NBA: Who's Better, Chris Bosh or Kevin Love?

Charles BennettSenior Analyst ISeptember 24, 2011

LOS ANGELES, CA - SEPTEMBER 03:  NBA player Kevin Love and NBA player Chris Bosh  battle it out at the First-Ever Call of Duty XP at the Stages at Playa Vista on September 3, 2011 in Los Angeles, California.  (Photo by John Sciulli/Getty Images for Activision)
John Sciulli/Getty Images

This is a serious question, folks, with major ramifications—a spot on the 2012 Olympic team at forward or center could come down to these two guys.

Chris Bosh is definitely the more hyped of the two. He was the primary option in Toronto, played on the 2008 Olympic team, and then took his talents to South Beach last season. A recent article takes it for granted that Bosh will be on the Olympic team and one of the best players at the tournament.  He was an All-Star reserve last season, although he may not have really earned that honor.

In his third season, Kevin Love had a breakout one, winning Most Improved Player honors, making the All-Star team, and leading the league in rebounding.

So who's better?

The answer is Love, at this point in his career.

Looking at points per game, Love had the better season this year, but Bosh has the better career scoring average and the highest season PPG total. Bosh is a better field goal shooter, but Love is a better free-throw and three-point shooter. In terms of rebounding, Love averaged 15 rebounds last season, and 11 rebounds in 2009-10. Bosh has never averaged 11 rebounds at any point. Love also has a career rebound average two boards higher than Bosh, despite being two inches shorter.

In term of sabre-metrics, Love had more win shares in 2010-11 than Bosh, 11.4 to 10.3. This despite playing fewer minutes than Bosh, and playing on a team that had only. You might argue that Bosh's dip in win shares was due to not being the primary option, but no, Bosh has never had more than 10.3 win shares in his career. Love also had slightly better offensive and defensive ratings this season.

In terms of potential unrealized, I'd give that to Love, because he has more seasons ahead of him than Bosh does.
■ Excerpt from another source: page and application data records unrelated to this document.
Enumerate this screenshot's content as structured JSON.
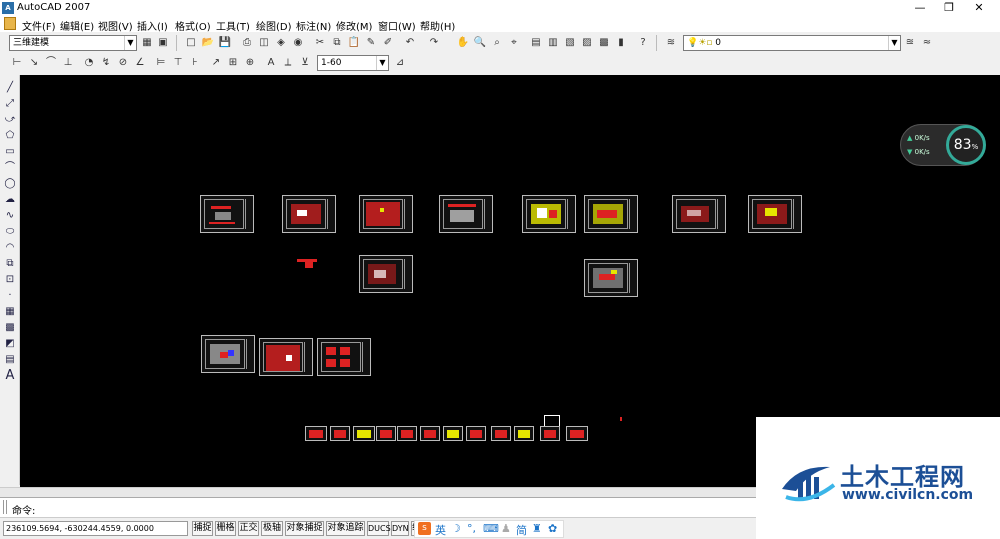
{
  "window": {
    "title": "AutoCAD 2007",
    "minimize": "—",
    "maximize": "❐",
    "close": "✕"
  },
  "menu": [
    "文件(F)",
    "编辑(E)",
    "视图(V)",
    "插入(I)",
    "格式(O)",
    "工具(T)",
    "绘图(D)",
    "标注(N)",
    "修改(M)",
    "窗口(W)",
    "帮助(H)"
  ],
  "toolbar": {
    "workspace": "三维建模",
    "layer": "0",
    "dimstyle": "1-60"
  },
  "netmon": {
    "up": "0K/s",
    "down": "0K/s",
    "percent": "83",
    "unit": "%"
  },
  "command": {
    "prompt": "命令:"
  },
  "status": {
    "coords": "236109.5694, -630244.4559, 0.0000",
    "buttons": [
      "捕捉",
      "栅格",
      "正交",
      "极轴",
      "对象捕捉",
      "对象追踪",
      "DUCS",
      "DYN",
      "线宽"
    ]
  },
  "ime": {
    "lang": "英",
    "simplified": "简"
  },
  "watermark": {
    "title": "土木工程网",
    "url": "www.civilcn.com"
  }
}
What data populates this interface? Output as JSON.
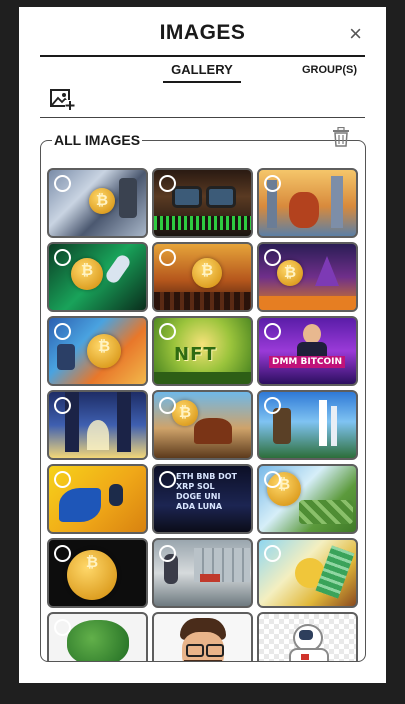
{
  "header": {
    "title": "IMAGES",
    "close_icon": "×"
  },
  "tabs": [
    {
      "label": "GALLERY",
      "active": true
    },
    {
      "label": "GROUP(S)",
      "active": false
    }
  ],
  "section": {
    "label": "ALL IMAGES"
  },
  "colors": {
    "panel": "#ffffff",
    "backdrop": "#1f1f1f",
    "tile_border": "#5e5e5e"
  },
  "images": [
    {
      "name": "city-robot-bitcoin"
    },
    {
      "name": "glasses-chart-closeup"
    },
    {
      "name": "robot-city-skyline"
    },
    {
      "name": "bitcoin-green-rocket"
    },
    {
      "name": "bitcoin-crowd-orange"
    },
    {
      "name": "bitcoin-rockets-purple"
    },
    {
      "name": "bitcoin-orange-burst"
    },
    {
      "name": "nft-sunburst-green"
    },
    {
      "name": "dmm-bitcoin-man"
    },
    {
      "name": "blue-pillars-light"
    },
    {
      "name": "bitcoin-horse-street"
    },
    {
      "name": "farmer-robot-sky"
    },
    {
      "name": "blue-robot-yellow"
    },
    {
      "name": "crypto-names-wall"
    },
    {
      "name": "gold-coins-money"
    },
    {
      "name": "gold-bitcoin-dark"
    },
    {
      "name": "man-shelf-office"
    },
    {
      "name": "money-sky-person"
    },
    {
      "name": "green-tree-cartoon"
    },
    {
      "name": "bearded-man-avatar"
    },
    {
      "name": "astronaut-figure"
    }
  ]
}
You can't bring up the rings argument, because neither of them has one.  Although I might go so far as to argue that the Heat would have won that ring if they'd have 2010-11 Love instead of 2010-11 Bosh.  Playoff performance isn't much of an issue either, as neither has had much postseason success as the primary option for their team (Bosh's Toronto teams never made it out of the first round and won a total of three playoff games).  So our argument has to be mostly decided on stats. 

Bottom line—Bosh is hype, Love is hustle.